Data about app and page elements
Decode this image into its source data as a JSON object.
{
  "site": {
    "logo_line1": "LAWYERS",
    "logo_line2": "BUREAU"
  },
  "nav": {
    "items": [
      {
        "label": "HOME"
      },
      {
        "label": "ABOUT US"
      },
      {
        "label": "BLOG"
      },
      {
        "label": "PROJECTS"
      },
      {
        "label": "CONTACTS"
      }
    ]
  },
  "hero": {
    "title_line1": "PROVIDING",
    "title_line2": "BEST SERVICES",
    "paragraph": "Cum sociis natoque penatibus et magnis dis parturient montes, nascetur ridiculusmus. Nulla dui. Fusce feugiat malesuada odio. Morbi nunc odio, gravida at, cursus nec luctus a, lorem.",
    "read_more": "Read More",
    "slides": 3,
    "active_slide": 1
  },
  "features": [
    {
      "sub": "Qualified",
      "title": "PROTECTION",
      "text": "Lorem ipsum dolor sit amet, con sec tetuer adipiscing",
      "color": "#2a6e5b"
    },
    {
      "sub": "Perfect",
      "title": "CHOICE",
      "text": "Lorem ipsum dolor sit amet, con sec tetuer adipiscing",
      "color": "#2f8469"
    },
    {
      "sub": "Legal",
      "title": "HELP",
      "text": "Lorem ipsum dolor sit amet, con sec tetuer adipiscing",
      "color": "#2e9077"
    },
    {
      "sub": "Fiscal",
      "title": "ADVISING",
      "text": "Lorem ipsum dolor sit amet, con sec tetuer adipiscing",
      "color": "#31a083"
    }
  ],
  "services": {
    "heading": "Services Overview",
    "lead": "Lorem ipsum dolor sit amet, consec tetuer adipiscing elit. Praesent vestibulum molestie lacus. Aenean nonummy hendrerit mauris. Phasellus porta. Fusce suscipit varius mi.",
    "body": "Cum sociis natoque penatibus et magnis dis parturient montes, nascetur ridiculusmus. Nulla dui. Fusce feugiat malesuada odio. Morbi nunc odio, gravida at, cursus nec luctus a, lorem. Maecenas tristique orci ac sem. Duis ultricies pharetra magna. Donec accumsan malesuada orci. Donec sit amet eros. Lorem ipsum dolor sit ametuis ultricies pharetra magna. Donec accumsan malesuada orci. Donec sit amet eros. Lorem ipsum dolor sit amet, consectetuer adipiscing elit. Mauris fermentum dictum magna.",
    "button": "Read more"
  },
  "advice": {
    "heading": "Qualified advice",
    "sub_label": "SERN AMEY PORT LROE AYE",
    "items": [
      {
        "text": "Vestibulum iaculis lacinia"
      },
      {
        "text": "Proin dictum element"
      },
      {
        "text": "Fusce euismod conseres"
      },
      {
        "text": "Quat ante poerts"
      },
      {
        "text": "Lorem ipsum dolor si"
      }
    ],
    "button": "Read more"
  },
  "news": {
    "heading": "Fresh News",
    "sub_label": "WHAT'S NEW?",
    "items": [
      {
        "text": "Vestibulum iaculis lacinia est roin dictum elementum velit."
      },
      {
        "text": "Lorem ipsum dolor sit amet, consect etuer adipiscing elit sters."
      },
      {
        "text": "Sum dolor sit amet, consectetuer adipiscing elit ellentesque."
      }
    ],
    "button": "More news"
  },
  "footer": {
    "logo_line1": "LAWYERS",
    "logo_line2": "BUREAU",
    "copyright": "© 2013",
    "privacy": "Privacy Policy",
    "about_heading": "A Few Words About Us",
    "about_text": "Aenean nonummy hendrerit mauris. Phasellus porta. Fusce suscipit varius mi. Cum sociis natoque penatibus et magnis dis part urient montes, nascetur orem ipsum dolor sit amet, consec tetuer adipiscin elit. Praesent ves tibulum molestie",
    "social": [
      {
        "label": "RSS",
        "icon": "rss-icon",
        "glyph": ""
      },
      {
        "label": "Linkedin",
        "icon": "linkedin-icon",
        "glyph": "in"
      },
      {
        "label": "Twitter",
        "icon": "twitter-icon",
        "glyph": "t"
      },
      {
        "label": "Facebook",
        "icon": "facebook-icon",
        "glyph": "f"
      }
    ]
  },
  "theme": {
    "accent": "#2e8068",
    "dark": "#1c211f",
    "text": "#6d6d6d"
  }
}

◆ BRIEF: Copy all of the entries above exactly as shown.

◆ REPLY:
Decode this image into its source data as a JSON object.
{
  "site": {
    "logo_line1": "LAWYERS",
    "logo_line2": "BUREAU"
  },
  "nav": {
    "items": [
      {
        "label": "HOME"
      },
      {
        "label": "ABOUT US"
      },
      {
        "label": "BLOG"
      },
      {
        "label": "PROJECTS"
      },
      {
        "label": "CONTACTS"
      }
    ]
  },
  "hero": {
    "title_line1": "PROVIDING",
    "title_line2": "BEST SERVICES",
    "paragraph": "Cum sociis natoque penatibus et magnis dis parturient montes, nascetur ridiculusmus. Nulla dui. Fusce feugiat malesuada odio. Morbi nunc odio, gravida at, cursus nec luctus a, lorem.",
    "read_more": "Read More",
    "slides": 3,
    "active_slide": 1
  },
  "features": [
    {
      "sub": "Qualified",
      "title": "PROTECTION",
      "text": "Lorem ipsum dolor sit amet, con sec tetuer adipiscing",
      "color": "#2a6e5b"
    },
    {
      "sub": "Perfect",
      "title": "CHOICE",
      "text": "Lorem ipsum dolor sit amet, con sec tetuer adipiscing",
      "color": "#2f8469"
    },
    {
      "sub": "Legal",
      "title": "HELP",
      "text": "Lorem ipsum dolor sit amet, con sec tetuer adipiscing",
      "color": "#2e9077"
    },
    {
      "sub": "Fiscal",
      "title": "ADVISING",
      "text": "Lorem ipsum dolor sit amet, con sec tetuer adipiscing",
      "color": "#31a083"
    }
  ],
  "services": {
    "heading": "Services Overview",
    "lead": "Lorem ipsum dolor sit amet, consec tetuer adipiscing elit. Praesent vestibulum molestie lacus. Aenean nonummy hendrerit mauris. Phasellus porta. Fusce suscipit varius mi.",
    "body": "Cum sociis natoque penatibus et magnis dis parturient montes, nascetur ridiculusmus. Nulla dui. Fusce feugiat malesuada odio. Morbi nunc odio, gravida at, cursus nec luctus a, lorem. Maecenas tristique orci ac sem. Duis ultricies pharetra magna. Donec accumsan malesuada orci. Donec sit amet eros. Lorem ipsum dolor sit ametuis ultricies pharetra magna. Donec accumsan malesuada orci. Donec sit amet eros. Lorem ipsum dolor sit amet, consectetuer adipiscing elit. Mauris fermentum dictum magna.",
    "button": "Read more"
  },
  "advice": {
    "heading": "Qualified advice",
    "sub_label": "SERN AMEY PORT LROE AYE",
    "items": [
      {
        "text": "Vestibulum iaculis lacinia"
      },
      {
        "text": "Proin dictum element"
      },
      {
        "text": "Fusce euismod conseres"
      },
      {
        "text": "Quat ante poerts"
      },
      {
        "text": "Lorem ipsum dolor si"
      }
    ],
    "button": "Read more"
  },
  "news": {
    "heading": "Fresh News",
    "sub_label": "WHAT'S NEW?",
    "items": [
      {
        "text": "Vestibulum iaculis lacinia est roin dictum elementum velit."
      },
      {
        "text": "Lorem ipsum dolor sit amet, consect etuer adipiscing elit sters."
      },
      {
        "text": "Sum dolor sit amet, consectetuer adipiscing elit ellentesque."
      }
    ],
    "button": "More news"
  },
  "footer": {
    "logo_line1": "LAWYERS",
    "logo_line2": "BUREAU",
    "copyright": "© 2013",
    "privacy": "Privacy Policy",
    "about_heading": "A Few Words About Us",
    "about_text": "Aenean nonummy hendrerit mauris. Phasellus porta. Fusce suscipit varius mi. Cum sociis natoque penatibus et magnis dis part urient montes, nascetur orem ipsum dolor sit amet, consec tetuer adipiscin elit. Praesent ves tibulum molestie",
    "social": [
      {
        "label": "RSS",
        "icon": "rss-icon",
        "glyph": ""
      },
      {
        "label": "Linkedin",
        "icon": "linkedin-icon",
        "glyph": "in"
      },
      {
        "label": "Twitter",
        "icon": "twitter-icon",
        "glyph": "t"
      },
      {
        "label": "Facebook",
        "icon": "facebook-icon",
        "glyph": "f"
      }
    ]
  },
  "theme": {
    "accent": "#2e8068",
    "dark": "#1c211f",
    "text": "#6d6d6d"
  }
}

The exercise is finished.